Corporate rebranding is an exciting – and sometimes complicated – process for any business or organization. After using the same logo for many years, or even decades, reimagining a company’s public image isn’t a speedy process. It involves thoughtful discussions among stakeholders, industry research, concepting, developing and getting input throughout the process.
We’ve walked many clients through corporate rebrandings and this year, after using the same logo since Yellow Duck Marketing was founded in 2011, we decided it was our turn.
Moving to a new home pond in Plaza Midwood made it an ideal time to rebrand Yellow Duck Marketing with a new look. The logo development and redesign process took on a whole new meaning. This time it was personal.
Each member of the team gave their input in an online survey asking questions like how modern/conservative, serious/playful and literal/abstract the logo should be as well as the opportunity to share any thoughts and prefaces they had.

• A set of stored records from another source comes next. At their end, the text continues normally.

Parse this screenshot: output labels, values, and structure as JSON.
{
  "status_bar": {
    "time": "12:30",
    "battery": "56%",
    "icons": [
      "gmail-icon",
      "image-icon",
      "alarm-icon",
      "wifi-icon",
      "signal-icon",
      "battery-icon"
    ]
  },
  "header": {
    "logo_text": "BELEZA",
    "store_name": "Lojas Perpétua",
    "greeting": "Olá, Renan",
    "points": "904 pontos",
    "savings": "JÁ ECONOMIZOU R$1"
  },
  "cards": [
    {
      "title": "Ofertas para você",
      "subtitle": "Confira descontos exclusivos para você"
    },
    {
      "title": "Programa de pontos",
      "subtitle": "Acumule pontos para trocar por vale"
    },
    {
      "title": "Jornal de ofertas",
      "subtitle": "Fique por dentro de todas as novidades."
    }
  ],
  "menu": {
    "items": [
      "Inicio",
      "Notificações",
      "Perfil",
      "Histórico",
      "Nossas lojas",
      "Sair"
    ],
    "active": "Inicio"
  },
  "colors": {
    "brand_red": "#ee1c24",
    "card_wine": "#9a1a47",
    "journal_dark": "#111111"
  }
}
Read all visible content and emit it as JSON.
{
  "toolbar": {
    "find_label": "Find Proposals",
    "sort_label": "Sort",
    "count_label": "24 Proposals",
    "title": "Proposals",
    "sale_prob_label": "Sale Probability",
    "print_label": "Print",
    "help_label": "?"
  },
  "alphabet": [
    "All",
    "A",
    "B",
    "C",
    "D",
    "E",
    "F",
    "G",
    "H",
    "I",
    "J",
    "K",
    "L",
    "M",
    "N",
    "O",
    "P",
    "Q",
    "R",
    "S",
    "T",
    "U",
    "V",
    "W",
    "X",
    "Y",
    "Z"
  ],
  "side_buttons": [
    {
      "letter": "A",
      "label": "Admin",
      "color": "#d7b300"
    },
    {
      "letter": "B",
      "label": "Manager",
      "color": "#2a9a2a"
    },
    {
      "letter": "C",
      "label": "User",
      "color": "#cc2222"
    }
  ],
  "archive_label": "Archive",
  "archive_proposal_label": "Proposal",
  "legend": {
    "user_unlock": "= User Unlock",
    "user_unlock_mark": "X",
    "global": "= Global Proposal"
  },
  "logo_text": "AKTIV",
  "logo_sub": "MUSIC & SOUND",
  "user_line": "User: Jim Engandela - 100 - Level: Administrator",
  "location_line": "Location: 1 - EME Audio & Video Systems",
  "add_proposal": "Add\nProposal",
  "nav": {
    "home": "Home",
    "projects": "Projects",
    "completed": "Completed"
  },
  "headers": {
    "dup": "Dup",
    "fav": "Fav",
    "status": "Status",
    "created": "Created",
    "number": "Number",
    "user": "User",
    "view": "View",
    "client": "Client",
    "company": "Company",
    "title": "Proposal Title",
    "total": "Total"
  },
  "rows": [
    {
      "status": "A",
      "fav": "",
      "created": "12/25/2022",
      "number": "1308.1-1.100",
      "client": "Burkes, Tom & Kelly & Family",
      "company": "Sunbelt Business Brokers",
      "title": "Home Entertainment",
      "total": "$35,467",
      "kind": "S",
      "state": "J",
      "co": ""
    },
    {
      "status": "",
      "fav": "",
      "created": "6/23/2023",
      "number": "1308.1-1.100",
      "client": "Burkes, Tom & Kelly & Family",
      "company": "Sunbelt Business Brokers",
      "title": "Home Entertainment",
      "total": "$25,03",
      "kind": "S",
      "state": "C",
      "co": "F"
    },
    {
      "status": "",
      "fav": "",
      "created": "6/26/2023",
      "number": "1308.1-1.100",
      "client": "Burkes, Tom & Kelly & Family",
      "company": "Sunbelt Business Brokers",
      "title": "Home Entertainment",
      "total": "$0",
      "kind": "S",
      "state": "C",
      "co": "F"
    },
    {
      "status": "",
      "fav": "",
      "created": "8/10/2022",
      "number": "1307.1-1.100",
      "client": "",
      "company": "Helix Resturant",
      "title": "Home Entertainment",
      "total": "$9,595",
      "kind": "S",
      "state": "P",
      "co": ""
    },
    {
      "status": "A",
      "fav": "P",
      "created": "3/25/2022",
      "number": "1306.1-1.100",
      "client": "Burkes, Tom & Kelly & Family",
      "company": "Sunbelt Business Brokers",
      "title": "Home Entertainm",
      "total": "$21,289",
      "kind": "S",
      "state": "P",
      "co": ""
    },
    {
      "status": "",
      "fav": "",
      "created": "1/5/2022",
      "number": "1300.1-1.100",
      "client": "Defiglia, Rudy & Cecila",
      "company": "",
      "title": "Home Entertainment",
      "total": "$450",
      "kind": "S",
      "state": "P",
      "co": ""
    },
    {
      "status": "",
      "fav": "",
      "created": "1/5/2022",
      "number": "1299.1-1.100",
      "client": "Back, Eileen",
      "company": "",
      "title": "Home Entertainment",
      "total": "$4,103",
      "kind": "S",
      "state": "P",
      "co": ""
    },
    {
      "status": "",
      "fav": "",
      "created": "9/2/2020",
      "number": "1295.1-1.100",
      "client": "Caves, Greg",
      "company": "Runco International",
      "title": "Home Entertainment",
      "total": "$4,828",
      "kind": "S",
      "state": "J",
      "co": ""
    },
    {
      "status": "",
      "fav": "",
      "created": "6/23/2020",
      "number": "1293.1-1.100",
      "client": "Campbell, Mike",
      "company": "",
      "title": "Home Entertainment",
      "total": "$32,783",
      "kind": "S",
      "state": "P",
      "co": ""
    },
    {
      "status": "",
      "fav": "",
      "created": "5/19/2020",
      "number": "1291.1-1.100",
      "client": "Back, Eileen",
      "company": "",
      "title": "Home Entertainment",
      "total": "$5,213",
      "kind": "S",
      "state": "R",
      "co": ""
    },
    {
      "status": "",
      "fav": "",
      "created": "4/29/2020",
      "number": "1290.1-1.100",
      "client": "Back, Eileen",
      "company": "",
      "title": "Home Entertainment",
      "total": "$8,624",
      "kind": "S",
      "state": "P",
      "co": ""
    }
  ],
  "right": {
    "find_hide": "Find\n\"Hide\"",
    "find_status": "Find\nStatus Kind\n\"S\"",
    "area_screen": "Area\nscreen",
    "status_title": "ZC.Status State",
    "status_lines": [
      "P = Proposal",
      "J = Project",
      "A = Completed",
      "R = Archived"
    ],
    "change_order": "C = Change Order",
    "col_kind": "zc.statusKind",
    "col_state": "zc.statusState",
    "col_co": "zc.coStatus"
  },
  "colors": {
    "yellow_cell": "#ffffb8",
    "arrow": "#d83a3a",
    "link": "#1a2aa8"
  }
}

We knew that we wanted an iconic mark that was fun but elevated, showed progress and action.
The results gave a great baseline for everyone’s vision for the rebrand and how far they wanted to take it. The results revealed the duck, colors and fonts all needed some love to be modernized and elevated and that a brand marker was a must. So, we got quackin’!
Brainstorm and Concept Development
Because our name is Yellow Duck Marketing, we knew the duck would remain as the icon in some way, but other than that, the world was wide open for change. The first round of sketching took into account two concepts from the brand discovery: one, ducks paddle hard and furiously under water but are calm, cool and collected on top just as we are as marketers and two, we are not a one-stop-shop and are with our clients from the beginning and hold our relationships very strongly.
Sketching and Design Execution
The first logo batch gave a range of ideas that could be expanded upon – singular lines that convey our seamless process, layering shapes to show our variety of services and utilizing silhouettes to create the new duck icon.
The top two concepts were fine-tuned and put up for an internal vote. After some reflecting, the concepts just weren’t quacking back the way we hoped. It was time to take the pencil back to the paper to sketch again. We reconvened on what the duck represented and what this new brand message should be such as taking flight and creating forward movement. Julianne revealed that negative space and energy were the two themes that seemed to take charge. The sketches were presented, and her favorites were marked to then take into vector.
Once the final logo was selected, it went into colorization, where we established an accompanying color palette and brand marker. The new brand yellow feels powerful, happy and fresh and pairs perfectly with the rich accent colors.